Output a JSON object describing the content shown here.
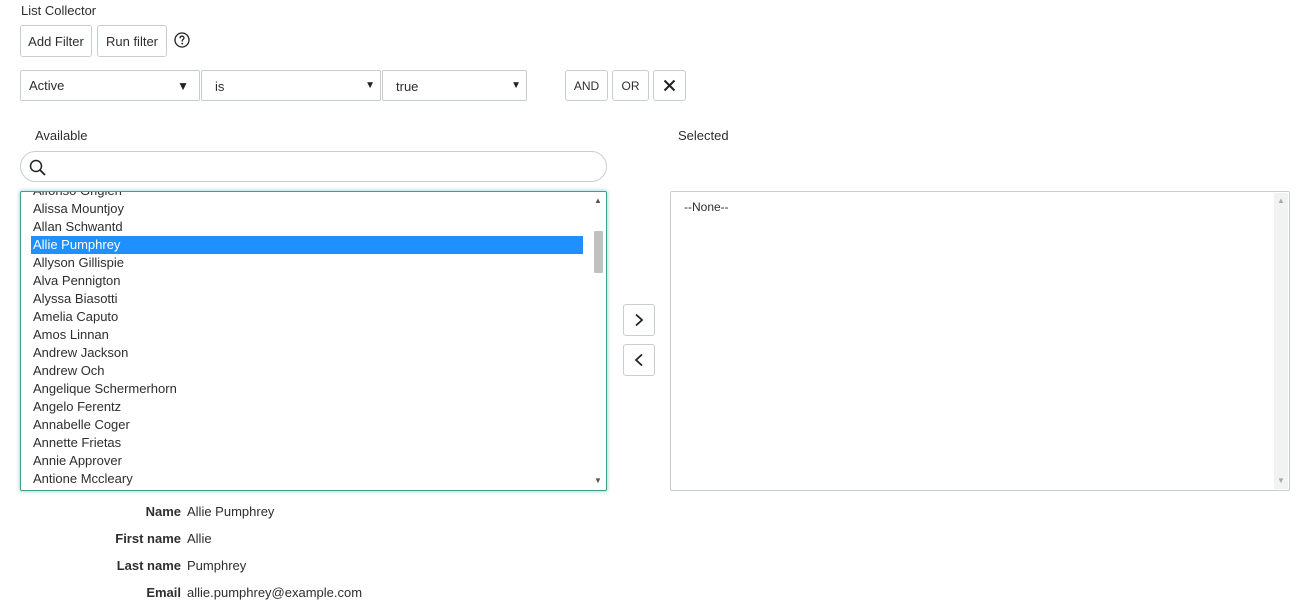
{
  "title": "List Collector",
  "toolbar": {
    "add_filter_label": "Add Filter",
    "run_filter_label": "Run filter",
    "help_icon": "question-circle-icon"
  },
  "filter": {
    "field": "Active",
    "operator": "is",
    "value": "true",
    "and_label": "AND",
    "or_label": "OR",
    "remove_icon": "close-icon"
  },
  "available": {
    "label": "Available",
    "search_placeholder": "",
    "items": [
      "Alfonso Griglen",
      "Alissa Mountjoy",
      "Allan Schwantd",
      "Allie Pumphrey",
      "Allyson Gillispie",
      "Alva Pennigton",
      "Alyssa Biasotti",
      "Amelia Caputo",
      "Amos Linnan",
      "Andrew Jackson",
      "Andrew Och",
      "Angelique Schermerhorn",
      "Angelo Ferentz",
      "Annabelle Coger",
      "Annette Frietas",
      "Annie Approver",
      "Antione Mccleary"
    ],
    "selected_item": "Allie Pumphrey"
  },
  "selected": {
    "label": "Selected",
    "items": [
      "--None--"
    ]
  },
  "move_buttons": {
    "add_icon": "chevron-right-icon",
    "remove_icon": "chevron-left-icon"
  },
  "details": {
    "name_label": "Name",
    "name_value": "Allie Pumphrey",
    "first_name_label": "First name",
    "first_name_value": "Allie",
    "last_name_label": "Last name",
    "last_name_value": "Pumphrey",
    "email_label": "Email",
    "email_value": "allie.pumphrey@example.com"
  },
  "colors": {
    "highlight": "#1e90ff",
    "focus_border": "#3b9f93",
    "border": "#c8cdd1"
  }
}
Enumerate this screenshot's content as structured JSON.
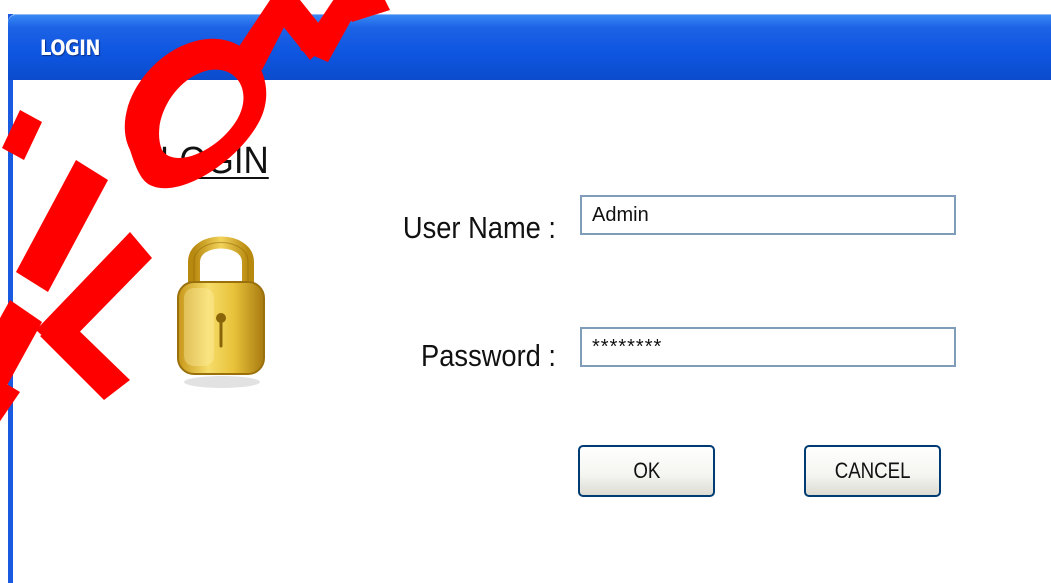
{
  "window": {
    "title": "LOGIN"
  },
  "form": {
    "heading": "LOGIN",
    "username_label": "User Name :",
    "username_value": "Admin",
    "password_label": "Password :",
    "password_value": "********",
    "ok_label": "OK",
    "cancel_label": "CANCEL"
  },
  "icons": {
    "lock": "padlock-icon"
  },
  "colors": {
    "titlebar": "#0e55e0",
    "titlebar_highlight": "#3b8cf5",
    "window_border": "#1a5ae0",
    "input_border": "#7f9db9",
    "button_border": "#003c74",
    "lock_gold": "#e8c23a",
    "watermark": "#ff0000"
  }
}
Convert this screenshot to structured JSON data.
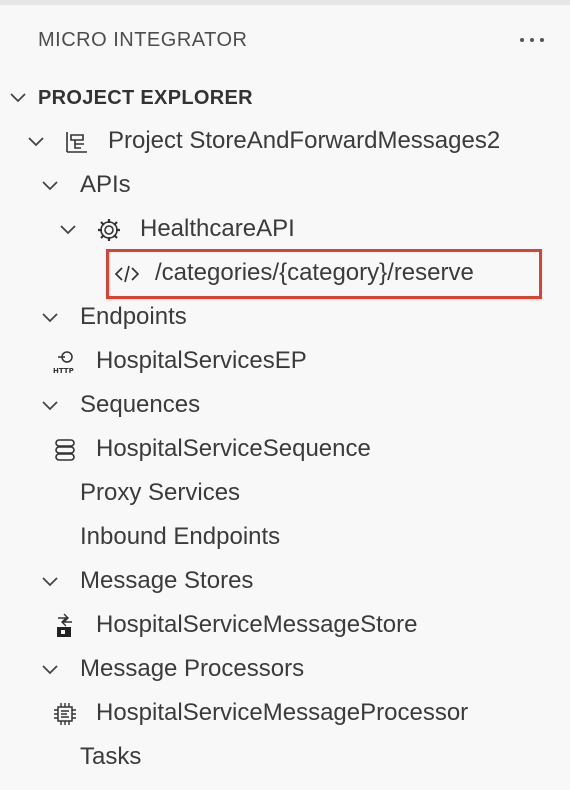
{
  "panel": {
    "title": "MICRO INTEGRATOR"
  },
  "explorer": {
    "title": "PROJECT EXPLORER"
  },
  "tree": {
    "project": "Project StoreAndForwardMessages2",
    "apis": "APIs",
    "healthcare_api": "HealthcareAPI",
    "resource": "/categories/{category}/reserve",
    "endpoints": "Endpoints",
    "hospital_ep": "HospitalServicesEP",
    "sequences": "Sequences",
    "hospital_seq": "HospitalServiceSequence",
    "proxy_services": "Proxy Services",
    "inbound_endpoints": "Inbound Endpoints",
    "message_stores": "Message Stores",
    "hospital_store": "HospitalServiceMessageStore",
    "message_processors": "Message Processors",
    "hospital_processor": "HospitalServiceMessageProcessor",
    "tasks": "Tasks"
  },
  "icons": {
    "project": "project-structure-icon",
    "api": "gear-icon",
    "resource": "code-icon",
    "endpoint": "http-endpoint-icon",
    "sequence": "sequence-icon",
    "store": "message-store-icon",
    "processor": "message-processor-icon",
    "more": "ellipsis-icon"
  },
  "colors": {
    "highlight": "#e0402f",
    "background": "#f8f8f8",
    "text": "#3b3b3b"
  }
}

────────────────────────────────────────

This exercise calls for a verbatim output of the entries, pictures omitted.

Output a JSON object describing the content shown here.
{
  "title": "List Collector",
  "toolbar": {
    "add_filter_label": "Add Filter",
    "run_filter_label": "Run filter",
    "help_icon": "question-circle-icon"
  },
  "filter": {
    "field": "Active",
    "operator": "is",
    "value": "true",
    "and_label": "AND",
    "or_label": "OR",
    "remove_icon": "close-icon"
  },
  "available": {
    "label": "Available",
    "search_placeholder": "",
    "items": [
      "Alfonso Griglen",
      "Alissa Mountjoy",
      "Allan Schwantd",
      "Allie Pumphrey",
      "Allyson Gillispie",
      "Alva Pennigton",
      "Alyssa Biasotti",
      "Amelia Caputo",
      "Amos Linnan",
      "Andrew Jackson",
      "Andrew Och",
      "Angelique Schermerhorn",
      "Angelo Ferentz",
      "Annabelle Coger",
      "Annette Frietas",
      "Annie Approver",
      "Antione Mccleary"
    ],
    "selected_item": "Allie Pumphrey"
  },
  "selected": {
    "label": "Selected",
    "items": [
      "--None--"
    ]
  },
  "move_buttons": {
    "add_icon": "chevron-right-icon",
    "remove_icon": "chevron-left-icon"
  },
  "details": {
    "name_label": "Name",
    "name_value": "Allie Pumphrey",
    "first_name_label": "First name",
    "first_name_value": "Allie",
    "last_name_label": "Last name",
    "last_name_value": "Pumphrey",
    "email_label": "Email",
    "email_value": "allie.pumphrey@example.com"
  },
  "colors": {
    "highlight": "#1e90ff",
    "focus_border": "#3b9f93",
    "border": "#c8cdd1"
  }
}
Enumerate this screenshot's content as structured JSON.
{
  "window": {
    "title": "LOGIN"
  },
  "form": {
    "heading": "LOGIN",
    "username_label": "User Name :",
    "username_value": "Admin",
    "password_label": "Password :",
    "password_value": "********",
    "ok_label": "OK",
    "cancel_label": "CANCEL"
  },
  "icons": {
    "lock": "padlock-icon"
  },
  "colors": {
    "titlebar": "#0e55e0",
    "titlebar_highlight": "#3b8cf5",
    "window_border": "#1a5ae0",
    "input_border": "#7f9db9",
    "button_border": "#003c74",
    "lock_gold": "#e8c23a",
    "watermark": "#ff0000"
  }
}
Convert this screenshot to structured JSON data.
{
  "panel": {
    "title": "MICRO INTEGRATOR"
  },
  "explorer": {
    "title": "PROJECT EXPLORER"
  },
  "tree": {
    "project": "Project StoreAndForwardMessages2",
    "apis": "APIs",
    "healthcare_api": "HealthcareAPI",
    "resource": "/categories/{category}/reserve",
    "endpoints": "Endpoints",
    "hospital_ep": "HospitalServicesEP",
    "sequences": "Sequences",
    "hospital_seq": "HospitalServiceSequence",
    "proxy_services": "Proxy Services",
    "inbound_endpoints": "Inbound Endpoints",
    "message_stores": "Message Stores",
    "hospital_store": "HospitalServiceMessageStore",
    "message_processors": "Message Processors",
    "hospital_processor": "HospitalServiceMessageProcessor",
    "tasks": "Tasks"
  },
  "icons": {
    "project": "project-structure-icon",
    "api": "gear-icon",
    "resource": "code-icon",
    "endpoint": "http-endpoint-icon",
    "sequence": "sequence-icon",
    "store": "message-store-icon",
    "processor": "message-processor-icon",
    "more": "ellipsis-icon"
  },
  "colors": {
    "highlight": "#e0402f",
    "background": "#f8f8f8",
    "text": "#3b3b3b"
  }
}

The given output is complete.